» YOUR GOAL
Lines with the string "home" must each be copied from the listing.

*** DATA FOR ANALYSIS Section Begins ***

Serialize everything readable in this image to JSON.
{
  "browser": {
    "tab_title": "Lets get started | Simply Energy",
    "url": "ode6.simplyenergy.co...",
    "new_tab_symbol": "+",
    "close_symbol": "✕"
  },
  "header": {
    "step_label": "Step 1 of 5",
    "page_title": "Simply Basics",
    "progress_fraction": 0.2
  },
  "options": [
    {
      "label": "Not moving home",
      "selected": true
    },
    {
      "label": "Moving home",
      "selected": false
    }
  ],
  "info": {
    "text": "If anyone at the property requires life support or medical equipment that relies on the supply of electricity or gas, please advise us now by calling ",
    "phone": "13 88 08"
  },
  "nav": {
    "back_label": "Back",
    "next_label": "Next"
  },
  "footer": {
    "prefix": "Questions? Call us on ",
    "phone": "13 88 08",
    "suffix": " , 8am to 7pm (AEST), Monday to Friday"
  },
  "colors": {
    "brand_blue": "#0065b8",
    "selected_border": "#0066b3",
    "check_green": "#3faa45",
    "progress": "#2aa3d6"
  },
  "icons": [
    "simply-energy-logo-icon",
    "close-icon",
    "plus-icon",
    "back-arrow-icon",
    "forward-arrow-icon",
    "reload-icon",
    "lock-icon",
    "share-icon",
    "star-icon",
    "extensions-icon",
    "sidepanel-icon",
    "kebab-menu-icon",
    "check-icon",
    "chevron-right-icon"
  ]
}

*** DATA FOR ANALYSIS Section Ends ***

» TASK RESULT
      "label": "Not moving home",
      "label": "Moving home",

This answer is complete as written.